Work task:
Leave no picture in, and give every entry again exactly.
============================================================
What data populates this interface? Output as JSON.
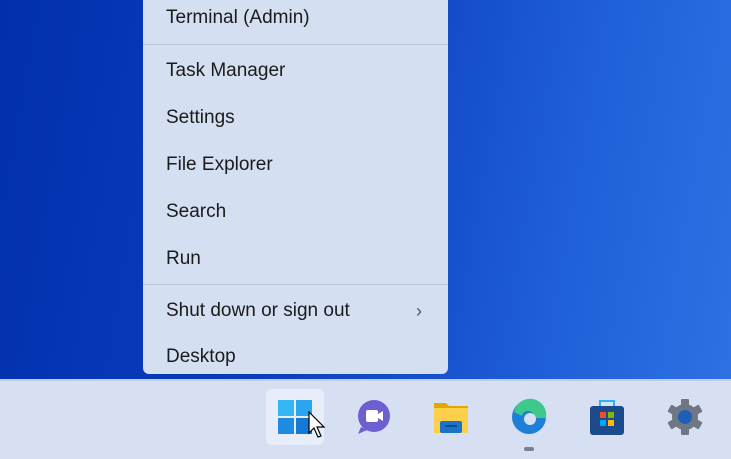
{
  "menu": {
    "items": [
      {
        "label": "Terminal (Admin)"
      },
      {
        "label": "Task Manager"
      },
      {
        "label": "Settings"
      },
      {
        "label": "File Explorer"
      },
      {
        "label": "Search"
      },
      {
        "label": "Run"
      },
      {
        "label": "Shut down or sign out",
        "submenu": "›"
      },
      {
        "label": "Desktop"
      }
    ]
  },
  "taskbar": {
    "icons": [
      "windows-start-icon",
      "teams-chat-icon",
      "file-explorer-icon",
      "edge-icon",
      "microsoft-store-icon",
      "settings-gear-icon"
    ]
  }
}
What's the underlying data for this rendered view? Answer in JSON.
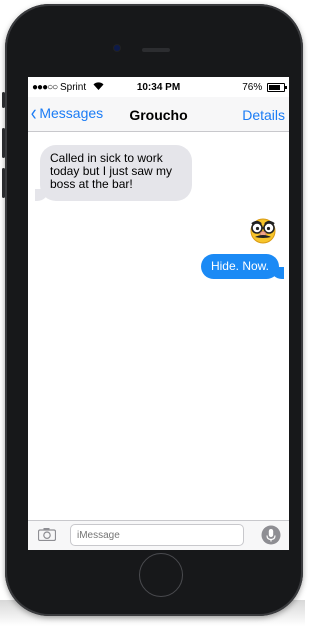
{
  "status_bar": {
    "signal": "●●●○○",
    "carrier": "Sprint",
    "wifi_icon": "wifi-icon",
    "time": "10:34 PM",
    "battery": "76%",
    "battery_level": 0.76
  },
  "nav": {
    "back_label": "Messages",
    "title": "Groucho",
    "details_label": "Details"
  },
  "messages": [
    {
      "direction": "incoming",
      "text": "Called in sick to work today but I just saw my boss at the bar!"
    },
    {
      "direction": "outgoing",
      "emoji": "groucho-glasses-emoji"
    },
    {
      "direction": "outgoing",
      "text": "Hide. Now."
    }
  ],
  "composer": {
    "placeholder": "iMessage",
    "camera_icon": "camera-icon",
    "mic_icon": "microphone-icon"
  },
  "colors": {
    "accent": "#1b7cf5",
    "outgoing_bubble": "#1b8af5",
    "incoming_bubble": "#e5e5ea",
    "phone_body": "#17181a"
  }
}
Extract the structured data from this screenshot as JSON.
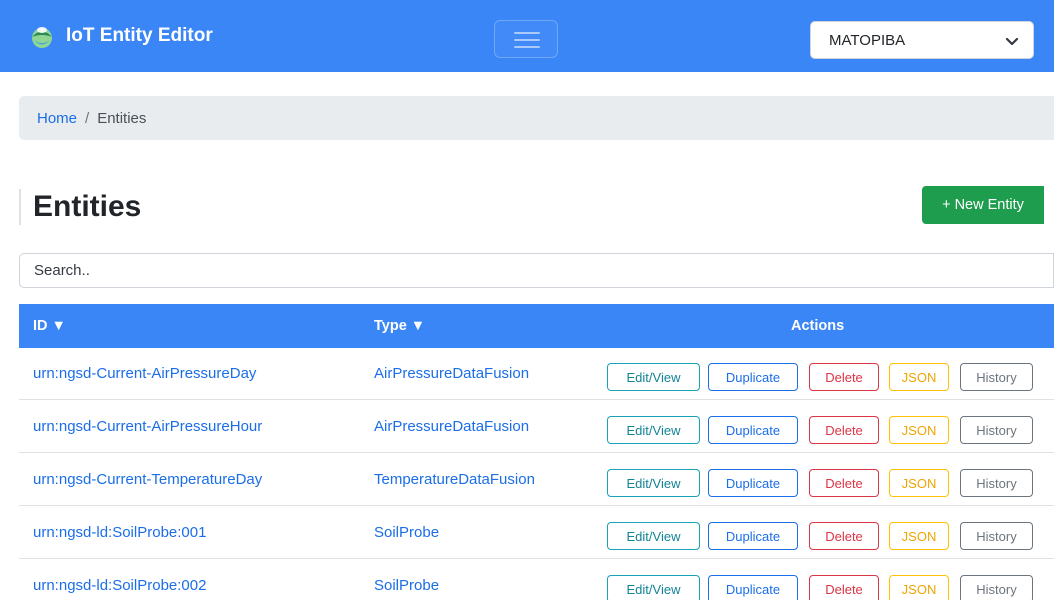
{
  "navbar": {
    "brand": "IoT Entity Editor",
    "selected_project": "MATOPIBA"
  },
  "breadcrumb": {
    "home": "Home",
    "separator": "/",
    "current": "Entities"
  },
  "page": {
    "title": "Entities",
    "new_entity_label": "+ New Entity",
    "search_placeholder": "Search.."
  },
  "table": {
    "headers": {
      "id": "ID ▼",
      "type": "Type ▼",
      "actions": "Actions"
    },
    "action_labels": {
      "edit": "Edit/View",
      "duplicate": "Duplicate",
      "delete": "Delete",
      "json": "JSON",
      "history": "History"
    },
    "rows": [
      {
        "id": "urn:ngsd-Current-AirPressureDay",
        "type": "AirPressureDataFusion"
      },
      {
        "id": "urn:ngsd-Current-AirPressureHour",
        "type": "AirPressureDataFusion"
      },
      {
        "id": "urn:ngsd-Current-TemperatureDay",
        "type": "TemperatureDataFusion"
      },
      {
        "id": "urn:ngsd-ld:SoilProbe:001",
        "type": "SoilProbe"
      },
      {
        "id": "urn:ngsd-ld:SoilProbe:002",
        "type": "SoilProbe"
      }
    ]
  },
  "colors": {
    "primary": "#3a86f7",
    "link": "#1b6ee8",
    "success": "#1f9d4e",
    "info": "#17a2b8",
    "danger": "#dc3545",
    "warning": "#ffc107",
    "secondary": "#6c757d"
  },
  "icons": {
    "logo": "leaf-drop-logo",
    "menu": "hamburger-icon",
    "dropdown": "chevron-down-icon"
  }
}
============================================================
The completed task:
What data populates this interface? Output as JSON.
{
  "menu": {
    "items": [
      {
        "label": "Terminal (Admin)"
      },
      {
        "label": "Task Manager"
      },
      {
        "label": "Settings"
      },
      {
        "label": "File Explorer"
      },
      {
        "label": "Search"
      },
      {
        "label": "Run"
      },
      {
        "label": "Shut down or sign out",
        "submenu": "›"
      },
      {
        "label": "Desktop"
      }
    ]
  },
  "taskbar": {
    "icons": [
      "windows-start-icon",
      "teams-chat-icon",
      "file-explorer-icon",
      "edge-icon",
      "microsoft-store-icon",
      "settings-gear-icon"
    ]
  }
}
What's the underlying data for this rendered view? Answer in JSON.
{
  "status_bar": {
    "signal": "●●●○○",
    "carrier": "Sprint",
    "wifi_icon": "wifi-icon",
    "time": "10:34 PM",
    "battery": "76%",
    "battery_level": 0.76
  },
  "nav": {
    "back_label": "Messages",
    "title": "Groucho",
    "details_label": "Details"
  },
  "messages": [
    {
      "direction": "incoming",
      "text": "Called in sick to work today but I just saw my boss at the bar!"
    },
    {
      "direction": "outgoing",
      "emoji": "groucho-glasses-emoji"
    },
    {
      "direction": "outgoing",
      "text": "Hide. Now."
    }
  ],
  "composer": {
    "placeholder": "iMessage",
    "camera_icon": "camera-icon",
    "mic_icon": "microphone-icon"
  },
  "colors": {
    "accent": "#1b7cf5",
    "outgoing_bubble": "#1b8af5",
    "incoming_bubble": "#e5e5ea",
    "phone_body": "#17181a"
  }
}
Extract the structured data from this screenshot as JSON.
{
  "navbar": {
    "brand": "IoT Entity Editor",
    "selected_project": "MATOPIBA"
  },
  "breadcrumb": {
    "home": "Home",
    "separator": "/",
    "current": "Entities"
  },
  "page": {
    "title": "Entities",
    "new_entity_label": "+ New Entity",
    "search_placeholder": "Search.."
  },
  "table": {
    "headers": {
      "id": "ID ▼",
      "type": "Type ▼",
      "actions": "Actions"
    },
    "action_labels": {
      "edit": "Edit/View",
      "duplicate": "Duplicate",
      "delete": "Delete",
      "json": "JSON",
      "history": "History"
    },
    "rows": [
      {
        "id": "urn:ngsd-Current-AirPressureDay",
        "type": "AirPressureDataFusion"
      },
      {
        "id": "urn:ngsd-Current-AirPressureHour",
        "type": "AirPressureDataFusion"
      },
      {
        "id": "urn:ngsd-Current-TemperatureDay",
        "type": "TemperatureDataFusion"
      },
      {
        "id": "urn:ngsd-ld:SoilProbe:001",
        "type": "SoilProbe"
      },
      {
        "id": "urn:ngsd-ld:SoilProbe:002",
        "type": "SoilProbe"
      }
    ]
  },
  "colors": {
    "primary": "#3a86f7",
    "link": "#1b6ee8",
    "success": "#1f9d4e",
    "info": "#17a2b8",
    "danger": "#dc3545",
    "warning": "#ffc107",
    "secondary": "#6c757d"
  },
  "icons": {
    "logo": "leaf-drop-logo",
    "menu": "hamburger-icon",
    "dropdown": "chevron-down-icon"
  }
}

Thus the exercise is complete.